Industry Analysis & Industry Trends
After enjoying a long run of health during the early to mid-2000s, the Corporate Wellness Services industry has fallen ill during the past five years. A housing crash, financial crisis and two recessions since 2008-09 have seen employers cut back on non-core spending and slash jobs, constraining demand for health and wellbeing services. The downturn has proved particularly pronounced for corporate health providers as key customers like banks and accounting firms downsized and prioritised spending elsewhere.
During the past decade, academic research and media attention has focused on the costs imposed on business by illness and injury. As a result, companies have come to view corporate wellness services as an effective way of reducing costs and boosting productivity... purchase to read more

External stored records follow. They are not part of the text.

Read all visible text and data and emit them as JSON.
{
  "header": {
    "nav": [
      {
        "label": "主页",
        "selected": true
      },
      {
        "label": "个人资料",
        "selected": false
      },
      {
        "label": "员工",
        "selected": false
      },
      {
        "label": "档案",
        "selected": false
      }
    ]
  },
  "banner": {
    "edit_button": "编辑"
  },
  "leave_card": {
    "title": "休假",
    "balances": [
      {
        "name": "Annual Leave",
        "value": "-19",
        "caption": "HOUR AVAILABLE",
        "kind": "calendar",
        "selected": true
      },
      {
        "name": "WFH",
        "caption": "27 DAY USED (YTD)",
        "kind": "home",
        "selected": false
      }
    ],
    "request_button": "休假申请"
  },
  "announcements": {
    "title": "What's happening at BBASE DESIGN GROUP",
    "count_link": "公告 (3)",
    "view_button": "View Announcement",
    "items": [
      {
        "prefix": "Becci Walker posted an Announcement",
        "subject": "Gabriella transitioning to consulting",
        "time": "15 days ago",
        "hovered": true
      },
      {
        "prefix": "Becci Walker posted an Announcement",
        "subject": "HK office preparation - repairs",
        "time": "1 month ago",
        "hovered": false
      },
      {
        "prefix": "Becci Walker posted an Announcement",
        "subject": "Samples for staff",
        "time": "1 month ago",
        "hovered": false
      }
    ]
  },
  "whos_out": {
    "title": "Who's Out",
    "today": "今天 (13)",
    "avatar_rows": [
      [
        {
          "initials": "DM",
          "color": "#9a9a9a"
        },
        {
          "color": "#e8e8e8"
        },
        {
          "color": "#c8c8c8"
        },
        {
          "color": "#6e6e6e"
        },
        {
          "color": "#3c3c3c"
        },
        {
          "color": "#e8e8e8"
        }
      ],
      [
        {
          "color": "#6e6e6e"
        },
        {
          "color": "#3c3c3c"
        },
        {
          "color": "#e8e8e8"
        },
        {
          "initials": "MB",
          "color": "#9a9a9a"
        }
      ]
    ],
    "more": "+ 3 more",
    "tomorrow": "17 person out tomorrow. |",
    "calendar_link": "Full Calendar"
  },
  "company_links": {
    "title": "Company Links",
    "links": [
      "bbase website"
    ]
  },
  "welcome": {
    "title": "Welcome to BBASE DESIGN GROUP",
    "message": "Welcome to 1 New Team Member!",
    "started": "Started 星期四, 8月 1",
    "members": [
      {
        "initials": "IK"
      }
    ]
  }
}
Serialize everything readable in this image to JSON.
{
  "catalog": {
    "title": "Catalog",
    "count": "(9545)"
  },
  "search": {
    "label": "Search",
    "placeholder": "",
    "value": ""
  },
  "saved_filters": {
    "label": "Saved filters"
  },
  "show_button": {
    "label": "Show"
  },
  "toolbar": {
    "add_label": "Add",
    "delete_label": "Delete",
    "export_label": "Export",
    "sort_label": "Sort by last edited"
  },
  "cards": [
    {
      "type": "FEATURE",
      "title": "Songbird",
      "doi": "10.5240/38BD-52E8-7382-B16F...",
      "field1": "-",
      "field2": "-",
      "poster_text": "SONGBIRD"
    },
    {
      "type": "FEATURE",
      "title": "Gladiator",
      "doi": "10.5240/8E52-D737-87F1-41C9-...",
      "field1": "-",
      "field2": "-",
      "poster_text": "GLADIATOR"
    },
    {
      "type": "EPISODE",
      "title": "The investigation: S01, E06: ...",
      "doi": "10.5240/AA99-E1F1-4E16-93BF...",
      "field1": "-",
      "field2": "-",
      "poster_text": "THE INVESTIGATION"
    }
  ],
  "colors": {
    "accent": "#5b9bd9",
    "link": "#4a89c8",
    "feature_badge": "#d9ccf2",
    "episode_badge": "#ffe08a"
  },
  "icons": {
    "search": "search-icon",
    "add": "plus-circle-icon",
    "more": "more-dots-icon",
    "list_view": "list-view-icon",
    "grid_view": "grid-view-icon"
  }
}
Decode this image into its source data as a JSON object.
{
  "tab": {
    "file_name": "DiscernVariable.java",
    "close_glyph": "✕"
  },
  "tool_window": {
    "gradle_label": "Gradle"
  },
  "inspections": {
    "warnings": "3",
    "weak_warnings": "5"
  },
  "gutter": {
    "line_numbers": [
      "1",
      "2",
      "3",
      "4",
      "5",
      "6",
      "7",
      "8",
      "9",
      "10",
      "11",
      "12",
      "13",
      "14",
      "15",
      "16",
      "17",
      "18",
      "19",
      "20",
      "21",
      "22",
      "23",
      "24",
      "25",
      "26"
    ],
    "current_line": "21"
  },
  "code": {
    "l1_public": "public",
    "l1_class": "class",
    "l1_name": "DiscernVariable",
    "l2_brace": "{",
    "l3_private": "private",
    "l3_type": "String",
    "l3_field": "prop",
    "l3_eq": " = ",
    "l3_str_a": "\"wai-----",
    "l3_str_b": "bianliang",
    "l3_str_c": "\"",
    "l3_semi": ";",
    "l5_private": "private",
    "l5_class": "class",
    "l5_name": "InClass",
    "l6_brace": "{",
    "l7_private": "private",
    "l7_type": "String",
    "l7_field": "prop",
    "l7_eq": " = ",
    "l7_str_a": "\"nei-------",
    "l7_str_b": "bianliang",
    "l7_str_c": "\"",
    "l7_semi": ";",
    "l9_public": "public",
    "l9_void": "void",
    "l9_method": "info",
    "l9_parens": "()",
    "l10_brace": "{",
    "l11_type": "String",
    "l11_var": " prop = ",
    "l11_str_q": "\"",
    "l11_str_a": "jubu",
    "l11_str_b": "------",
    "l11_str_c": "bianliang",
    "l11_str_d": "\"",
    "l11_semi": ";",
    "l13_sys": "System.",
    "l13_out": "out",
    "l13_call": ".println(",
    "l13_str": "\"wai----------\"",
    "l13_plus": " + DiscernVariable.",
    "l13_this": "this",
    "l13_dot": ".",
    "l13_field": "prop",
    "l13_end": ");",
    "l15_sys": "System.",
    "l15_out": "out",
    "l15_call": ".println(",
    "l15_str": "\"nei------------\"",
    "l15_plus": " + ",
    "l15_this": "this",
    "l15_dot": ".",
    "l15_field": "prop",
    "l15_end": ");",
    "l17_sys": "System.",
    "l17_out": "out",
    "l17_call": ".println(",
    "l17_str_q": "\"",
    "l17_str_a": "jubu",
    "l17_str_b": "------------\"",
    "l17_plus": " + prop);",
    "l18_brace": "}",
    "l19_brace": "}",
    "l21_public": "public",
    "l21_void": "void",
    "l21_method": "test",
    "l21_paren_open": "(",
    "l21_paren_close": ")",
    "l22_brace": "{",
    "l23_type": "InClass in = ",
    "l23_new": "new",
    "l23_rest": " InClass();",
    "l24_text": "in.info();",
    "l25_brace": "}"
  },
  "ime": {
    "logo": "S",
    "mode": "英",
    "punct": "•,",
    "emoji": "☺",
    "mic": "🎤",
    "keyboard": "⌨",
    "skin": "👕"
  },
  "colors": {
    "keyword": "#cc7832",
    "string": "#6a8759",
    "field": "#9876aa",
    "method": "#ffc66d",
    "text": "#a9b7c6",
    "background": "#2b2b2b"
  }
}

Industry Report - Industry Investment Chapter
The industry displays a moderate level of capital intensity. The capital-to-labour ratio for the industry is 1:3.2, meaning that for every £1.00 invested in capital, £3.20 is invested in labour. Wages represent the largest cost item for the industry. Corporate wellness providers employ a range of specialised healthcare and fitness professionals, including physiotherapists, doctors, nurses, dieticians and personal trainers. Capital costs are also high as purchases such as medical and fitness equipment are depreciated over the useful life of the asset... purchase to read more